When it comes to diagnosing a colicky horse in the field, veterinarians typically work quickly and thoroughly to identify the problem and either start treatment or refer the horse to a clinic. Two modalities veterinarians often employ to narrow down the source of a horse’s abdominal pain are palpation per rectum and percutaneous (through the skin) ultrasound.
At the 2014 American Association of Equine Practitioners Convention, held Dec. 6-10 in Salt Lake City, Utah, Tracy E. Norman, VMD, Dipl. ACVIM, reviewed how veterinarians can use these techniques while examining a colicky horse.
“The main goals when performing diagnostics in a horse with abdominal pain are to determine a diagnosis, choose an appropriate therapeutic plan (which might involve surgery), and provide the owner with a prognosis,” said Norman, now a practitioner at the Blue Ridge Equine Clinic, in Staunton, Virginia.

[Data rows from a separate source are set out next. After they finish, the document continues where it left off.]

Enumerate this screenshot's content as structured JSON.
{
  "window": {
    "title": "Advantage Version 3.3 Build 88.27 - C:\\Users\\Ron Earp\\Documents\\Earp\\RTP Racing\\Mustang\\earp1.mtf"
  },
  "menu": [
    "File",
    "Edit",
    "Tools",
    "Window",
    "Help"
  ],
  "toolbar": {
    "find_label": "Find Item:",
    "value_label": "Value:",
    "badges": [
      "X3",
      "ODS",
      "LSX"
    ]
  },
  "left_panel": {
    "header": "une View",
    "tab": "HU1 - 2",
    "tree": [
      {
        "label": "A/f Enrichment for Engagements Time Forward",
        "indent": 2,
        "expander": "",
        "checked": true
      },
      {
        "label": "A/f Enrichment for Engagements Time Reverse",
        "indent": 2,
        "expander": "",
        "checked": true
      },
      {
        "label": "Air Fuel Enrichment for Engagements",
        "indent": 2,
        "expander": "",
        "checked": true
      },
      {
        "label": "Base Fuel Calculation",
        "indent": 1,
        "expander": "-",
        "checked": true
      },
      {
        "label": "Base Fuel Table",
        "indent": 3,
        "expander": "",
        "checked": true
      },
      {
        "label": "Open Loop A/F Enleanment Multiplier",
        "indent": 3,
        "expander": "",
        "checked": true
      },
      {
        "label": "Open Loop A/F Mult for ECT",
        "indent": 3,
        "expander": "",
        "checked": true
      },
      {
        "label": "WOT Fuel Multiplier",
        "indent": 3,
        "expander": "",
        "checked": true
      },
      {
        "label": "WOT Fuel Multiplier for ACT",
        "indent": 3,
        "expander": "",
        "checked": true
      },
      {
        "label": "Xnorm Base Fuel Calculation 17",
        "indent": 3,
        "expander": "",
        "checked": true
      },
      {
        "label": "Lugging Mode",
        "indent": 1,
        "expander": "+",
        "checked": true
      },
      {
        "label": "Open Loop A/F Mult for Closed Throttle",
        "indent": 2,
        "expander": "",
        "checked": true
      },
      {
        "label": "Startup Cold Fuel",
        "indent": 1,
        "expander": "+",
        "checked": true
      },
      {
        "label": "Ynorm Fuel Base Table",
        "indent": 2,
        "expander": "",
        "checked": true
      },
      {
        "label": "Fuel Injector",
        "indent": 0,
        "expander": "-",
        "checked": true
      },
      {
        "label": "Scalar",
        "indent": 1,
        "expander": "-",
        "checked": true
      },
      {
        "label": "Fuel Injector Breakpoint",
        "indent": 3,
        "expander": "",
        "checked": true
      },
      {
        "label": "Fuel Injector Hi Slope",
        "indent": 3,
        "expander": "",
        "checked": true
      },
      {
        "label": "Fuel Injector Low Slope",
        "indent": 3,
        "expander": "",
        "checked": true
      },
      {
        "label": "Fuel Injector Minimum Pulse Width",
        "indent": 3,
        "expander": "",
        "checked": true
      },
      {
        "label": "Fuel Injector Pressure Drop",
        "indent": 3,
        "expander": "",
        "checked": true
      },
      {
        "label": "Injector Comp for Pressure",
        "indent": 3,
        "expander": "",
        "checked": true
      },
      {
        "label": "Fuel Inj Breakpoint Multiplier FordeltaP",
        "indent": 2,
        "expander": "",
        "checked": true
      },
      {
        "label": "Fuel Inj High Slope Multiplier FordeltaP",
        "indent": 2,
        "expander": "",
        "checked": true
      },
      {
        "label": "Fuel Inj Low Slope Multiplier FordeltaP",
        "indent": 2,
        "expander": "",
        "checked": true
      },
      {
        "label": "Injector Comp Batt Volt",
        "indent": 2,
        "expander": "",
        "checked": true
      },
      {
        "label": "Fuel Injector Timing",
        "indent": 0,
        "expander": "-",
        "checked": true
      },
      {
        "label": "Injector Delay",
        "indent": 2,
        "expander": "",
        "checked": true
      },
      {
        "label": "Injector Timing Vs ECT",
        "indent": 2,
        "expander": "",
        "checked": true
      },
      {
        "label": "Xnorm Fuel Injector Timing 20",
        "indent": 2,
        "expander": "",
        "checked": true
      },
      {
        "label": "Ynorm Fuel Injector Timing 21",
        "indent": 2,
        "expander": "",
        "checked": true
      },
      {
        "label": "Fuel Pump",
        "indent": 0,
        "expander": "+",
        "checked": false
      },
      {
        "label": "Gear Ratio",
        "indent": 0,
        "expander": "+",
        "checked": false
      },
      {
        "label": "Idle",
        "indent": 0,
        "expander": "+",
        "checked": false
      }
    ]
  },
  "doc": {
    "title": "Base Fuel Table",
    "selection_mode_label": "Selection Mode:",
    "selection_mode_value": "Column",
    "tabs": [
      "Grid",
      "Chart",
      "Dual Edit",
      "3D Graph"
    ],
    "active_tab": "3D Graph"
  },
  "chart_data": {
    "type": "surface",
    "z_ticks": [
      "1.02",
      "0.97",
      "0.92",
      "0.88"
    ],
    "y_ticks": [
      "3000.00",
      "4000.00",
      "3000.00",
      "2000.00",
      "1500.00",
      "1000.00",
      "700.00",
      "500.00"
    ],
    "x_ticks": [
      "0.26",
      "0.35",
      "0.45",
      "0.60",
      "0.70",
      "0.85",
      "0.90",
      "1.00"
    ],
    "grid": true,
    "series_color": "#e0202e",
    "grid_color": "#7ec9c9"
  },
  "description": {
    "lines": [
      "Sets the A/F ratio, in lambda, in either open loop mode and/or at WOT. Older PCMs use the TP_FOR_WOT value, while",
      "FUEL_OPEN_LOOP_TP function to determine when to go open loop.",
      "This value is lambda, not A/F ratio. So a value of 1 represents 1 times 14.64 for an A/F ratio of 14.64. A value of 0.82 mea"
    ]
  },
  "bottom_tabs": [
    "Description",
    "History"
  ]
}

She said palpating the horse’s abdomen per rectum has long been considered a mainstay of a colic exam, but the “ready availability of portable sonographic equipment and better protocols for rapid transabdominal sonography have made percutaneous (through the skin) ultrasound an increasingly utilized modality in the diagnosis of acute colic.”
And, like many other diagnostic modalities, these two often better when used together.
“Rather than viewing these diagnostic modalities strictly independently of each other, it is useful to think about how they contribute to answering questions about the state of the anatomy within the abdomen,” Norman said. “Each one is a powerful diagnostic tool, but together they could provide information that neither could alone.”
One reason these modalities are best used in concert in many cases is that each has its own strengths and weaknesses, which Norman reviewed with veterinary attendees.
Palpation per rectum is most useful for evaluating structures located in the caudal (closest to the rear) abdominal cavity, she said. A veterinarian might use rectal palpation on horses with acute or chronic colic, fever of unknown origin, urogenital problems, weight loss, and inappetence, among other issues. She cautioned that a late-term fetus, bladder distension, and colonic or cecal gas distension can all obstruct a practitioner’s ability to palpate other structures in the abdomen.
Norman advised veterinarians against using palpation per rectum in very small or very fractious horses and noted that veterinarians who are small in stature might have difficulty palpating very large horses successfully. While practitioners can examine about a third of the abdomen by rectal palpation, she said this percentage can drop to about a quarter when a veterinarian with short arms is working with a large patient.
“The most dreaded complication of rectal palpation is a rectal tear,” Norman said. Horses of some specific breeds (including Arabians and Miniature Horses), those older than 9 years, and mares have all been shown to be at increased risk of rectal tear following palpation, she added.
Additionally, she said, palpating a horse’s abdomen from behind can place the veterinarian in a precarious position.
“Although we as veterinarians are often more concerned about potential concerns to our patients’ well-being, another potentially serious consequence of rectal palpation of a horse is injury to the veterinarian through kick or crush injury,” Norman said. “Care must be taken in providing the safest environment for both patient and practitioner.”
Percutaneous ultrasound generally allows veterinarians to visualize the superficial (on the outside near the skin) two-thirds of a horse’s abdomen. Additionally, Norman said, scanning per rectum can also augment information veterinarians collect on rectal exam.
“Sonographic evaluation is especially helpful in evaluating colicky horses in which rectal palpation is impossible or unacceptably risky,” she said.
As with rectal palpation, however, abdominal ultrasound has its limitations.
First, Norman said, a horse’s hydration status, perfusion, ambient temperatures, skin thickness, fat coverage, and hair coat thickness can all negatively affect an ultrasound’s image quality.
To that end, most patients must be groomed and clipped, and the area to be ultrasounded must be coated in either ultrasound gel or isopropyl alcohol.
Another potential drawback, she said, is that ultrasound units require power, and while some can use battery power, others cannot. Thus, this modality might not be available for use on farms without safe electric wiring.
“In addition, although more affordable units and probe options are becoming increasingly available, there is cost involved in obtaining optimum equipment,” Norman said. “However, even using a standard rectal probe, some useful information may be obtained.”
“Ultimately, in evaluating a horse with colic, the results of all diagnostics … fit together to form a data set that gives the practitioner diagnostic and prognostic information that hopefully leads to a successful therapeutic plan,” Norman concluded. “Performed together, palpation per rectum and sonographic examination provide complementary information about lesion location, etiology, and severity.”